Background: Parkinson's disease (PD) is a movement neurodegenerative disorder characterized by death of dopaminergic neurons in the substantia nigra pars compacta of the brain that leads to movement impairments including bradykinesia, resting tremor, postural instability and rigidity. Mutations in several genes have been associated with familial PD, such as parkin, pink, DJ-1, LRKK2 and synuclein. Lately, mutations in the GBA gene were recognized as a major cause for the development of PD.Mutations in the GBA gene, which encodes for lysosomal β-glucocerebrosidase (GCase), lead to Gaucher disease (GD), an autosomal recessive sphingolipidosis characterized by accumulation of glucosylceramide, mainly in monocyte-derived cells. It is a heterogeneous disease, with Type 1 patients that do not present any primary neurological signs, and Type 2 or Type 3 patients who suffer from a neurological disease. The propensity of type 1 GD patients and carriers of GD mutations to develop PD is significantly higher than that of the non-GD population.We have shown in the past that parkin and mutant GCase, expressed in heterologous systems, interact with each other, and that normal but not mutant parkin mediates K48-dependent proteasomal degradation of mutant GCase variants. Methods. We tested possible competition between mutant GCase and PARIS or ARTS on the E3 ubiquitin ligase parkin, using coimmunoprecipitation assays and quantitative real-time PCR. Results: We show that endogenous mutant GCase variants associate with parkin and undergo parkin-dependent degradation. Mutant GCase competes with the known parkin substrates PARIS and ARTS, whose accumulation leads to apoptosis.
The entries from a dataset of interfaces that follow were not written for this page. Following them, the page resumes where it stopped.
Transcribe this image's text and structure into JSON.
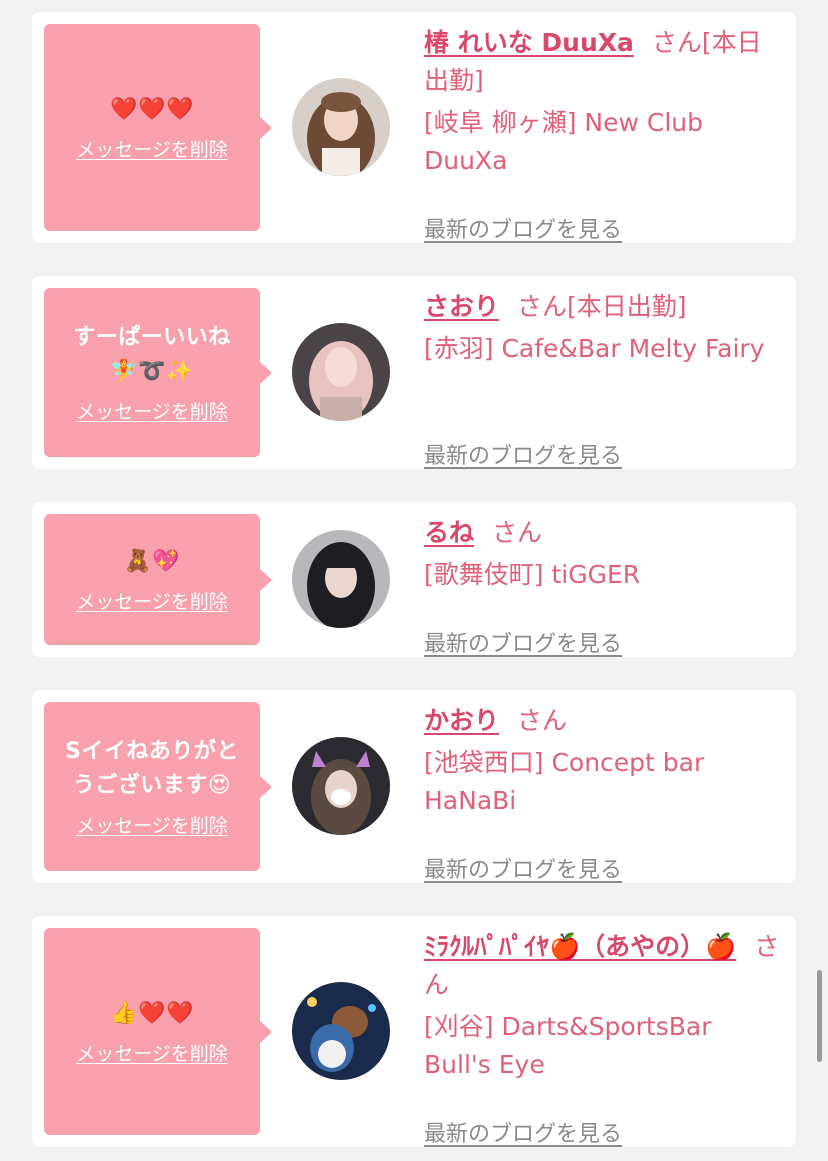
{
  "cards": [
    {
      "message": "❤️❤️❤️",
      "delete_label": "メッセージを削除",
      "name": "椿 れいな DuuXa",
      "suffix": "さん[本日出勤]",
      "shop": "[岐阜 柳ヶ瀬] New Club DuuXa",
      "blog_label": "最新のブログを見る",
      "avatar_icon": "profile-photo-long-brown-hair"
    },
    {
      "message": "すーぱーいいね\n🧚➰✨",
      "delete_label": "メッセージを削除",
      "name": "さおり",
      "suffix": "さん[本日出勤]",
      "shop": "[赤羽] Cafe&Bar Melty Fairy",
      "blog_label": "最新のブログを見る",
      "avatar_icon": "profile-photo-light-pink-hair"
    },
    {
      "message": "🧸💖",
      "delete_label": "メッセージを削除",
      "name": "るね",
      "suffix": "さん",
      "shop": "[歌舞伎町] tiGGER",
      "blog_label": "最新のブログを見る",
      "avatar_icon": "profile-photo-black-hair"
    },
    {
      "message": "Sイイねありがと\nうございます😍",
      "delete_label": "メッセージを削除",
      "name": "かおり",
      "suffix": "さん",
      "shop": "[池袋西口] Concept bar HaNaBi",
      "blog_label": "最新のブログを見る",
      "avatar_icon": "profile-photo-cat-filter"
    },
    {
      "message": "👍❤️❤️",
      "delete_label": "メッセージを削除",
      "name": "ﾐﾗｸﾙﾊﾟﾊﾟｲﾔ🍎（あやの）🍎",
      "suffix": "さん",
      "shop": "[刈谷] Darts&SportsBar Bull's Eye",
      "blog_label": "最新のブログを見る",
      "avatar_icon": "profile-photo-mascot-costume"
    }
  ],
  "colors": {
    "bubble": "#f8a0ac",
    "name": "#d9486a",
    "shop": "#e0607a",
    "link_gray": "#8a8a8a",
    "background": "#f2f2f2"
  }
}
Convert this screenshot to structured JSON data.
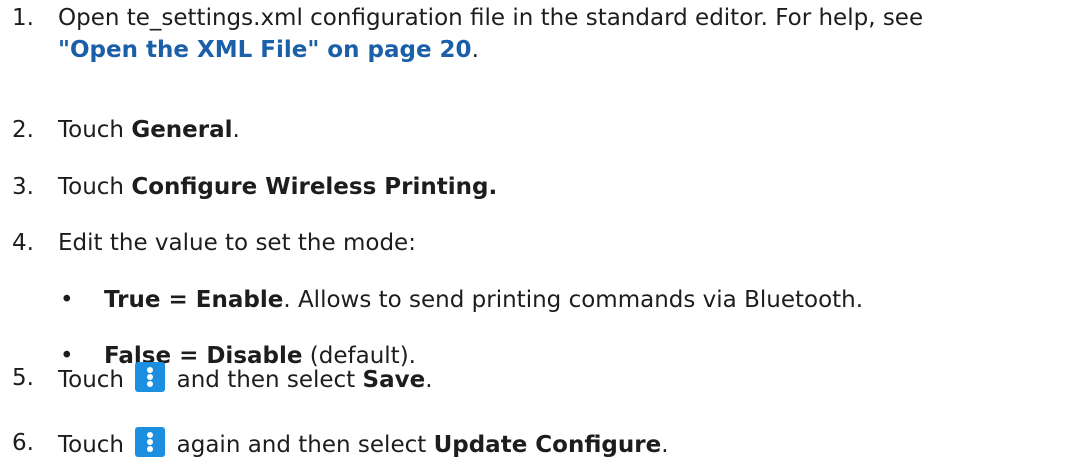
{
  "steps": [
    {
      "num": "1.",
      "line1": "Open te_settings.xml configuration file in the standard editor. For help, see",
      "link": "Open the XML File\" on page 20",
      "link_prefix": "\"",
      "link_suffix": "."
    },
    {
      "num": "2.",
      "pre": "Touch ",
      "bold": "General",
      "post": "."
    },
    {
      "num": "3.",
      "pre": "Touch ",
      "bold": "Configure Wireless Printing.",
      "post": ""
    },
    {
      "num": "4.",
      "text": "Edit the value to set the mode:"
    },
    {
      "num": "5.",
      "pre": "Touch ",
      "mid": " and then select ",
      "bold": "Save",
      "post": "."
    },
    {
      "num": "6.",
      "pre": "Touch ",
      "mid": " again and then select ",
      "bold": "Update Configure",
      "post": "."
    }
  ],
  "bullets": [
    {
      "symbol": "•",
      "bold": "True = Enable",
      "text": ". Allows to send printing commands via Bluetooth."
    },
    {
      "symbol": "•",
      "bold": "False = Disable",
      "text": " (default)."
    }
  ],
  "icons": {
    "menu": "more-vertical-icon",
    "menu_color": "#1d8fe0",
    "link_color": "#1a5fa8"
  }
}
Dopaminergic cells expressing mutant GCase are more susceptible to apoptotic stimuli than dopaminergic cells expressing normal GCase, present increased cleavage of caspase 3 and caspase 9 levels and undergo cell death. Conclusions: Our results imply that presence of mutant GCase leads to accumulation of parkin substrates like PARIS and ARTS, which may cause apoptotic death of cells.
- Gaucher disease
- Parkinson disease